ACTION ITEM. Copy out the records again. Change nothing.

PROVIDED RECORDS.
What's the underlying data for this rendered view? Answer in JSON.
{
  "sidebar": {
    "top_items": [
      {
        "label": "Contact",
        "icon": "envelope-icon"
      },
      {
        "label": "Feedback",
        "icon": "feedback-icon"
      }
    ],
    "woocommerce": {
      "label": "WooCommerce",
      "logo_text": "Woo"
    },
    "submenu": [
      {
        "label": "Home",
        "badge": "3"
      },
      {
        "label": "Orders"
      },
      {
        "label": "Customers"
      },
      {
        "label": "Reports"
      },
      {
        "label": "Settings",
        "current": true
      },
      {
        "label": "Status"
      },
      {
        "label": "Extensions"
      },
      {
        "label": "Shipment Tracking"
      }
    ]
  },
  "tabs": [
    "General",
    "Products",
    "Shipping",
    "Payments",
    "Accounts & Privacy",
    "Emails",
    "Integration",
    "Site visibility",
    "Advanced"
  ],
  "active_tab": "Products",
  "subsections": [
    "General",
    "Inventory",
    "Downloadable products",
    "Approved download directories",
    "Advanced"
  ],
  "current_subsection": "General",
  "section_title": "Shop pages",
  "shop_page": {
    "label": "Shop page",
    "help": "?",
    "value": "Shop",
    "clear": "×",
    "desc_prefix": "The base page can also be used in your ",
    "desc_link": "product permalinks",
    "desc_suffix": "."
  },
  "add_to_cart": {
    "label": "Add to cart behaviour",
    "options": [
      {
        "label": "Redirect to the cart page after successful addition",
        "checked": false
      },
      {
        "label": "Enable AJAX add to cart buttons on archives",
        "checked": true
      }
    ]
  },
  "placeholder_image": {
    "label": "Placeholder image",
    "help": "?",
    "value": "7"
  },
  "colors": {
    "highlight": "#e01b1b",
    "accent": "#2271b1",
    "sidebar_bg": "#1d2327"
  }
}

WRITTEN ANSWER.
What's the underlying data for this rendered view? Answer in JSON.
{
  "sidebar": {
    "top_items": [
      {
        "label": "Contact",
        "icon": "envelope-icon"
      },
      {
        "label": "Feedback",
        "icon": "feedback-icon"
      }
    ],
    "woocommerce": {
      "label": "WooCommerce",
      "logo_text": "Woo"
    },
    "submenu": [
      {
        "label": "Home",
        "badge": "3"
      },
      {
        "label": "Orders"
      },
      {
        "label": "Customers"
      },
      {
        "label": "Reports"
      },
      {
        "label": "Settings",
        "current": true
      },
      {
        "label": "Status"
      },
      {
        "label": "Extensions"
      },
      {
        "label": "Shipment Tracking"
      }
    ]
  },
  "tabs": [
    "General",
    "Products",
    "Shipping",
    "Payments",
    "Accounts & Privacy",
    "Emails",
    "Integration",
    "Site visibility",
    "Advanced"
  ],
  "active_tab": "Products",
  "subsections": [
    "General",
    "Inventory",
    "Downloadable products",
    "Approved download directories",
    "Advanced"
  ],
  "current_subsection": "General",
  "section_title": "Shop pages",
  "shop_page": {
    "label": "Shop page",
    "help": "?",
    "value": "Shop",
    "clear": "×",
    "desc_prefix": "The base page can also be used in your ",
    "desc_link": "product permalinks",
    "desc_suffix": "."
  },
  "add_to_cart": {
    "label": "Add to cart behaviour",
    "options": [
      {
        "label": "Redirect to the cart page after successful addition",
        "checked": false
      },
      {
        "label": "Enable AJAX add to cart buttons on archives",
        "checked": true
      }
    ]
  },
  "placeholder_image": {
    "label": "Placeholder image",
    "help": "?",
    "value": "7"
  },
  "colors": {
    "highlight": "#e01b1b",
    "accent": "#2271b1",
    "sidebar_bg": "#1d2327"
  }
}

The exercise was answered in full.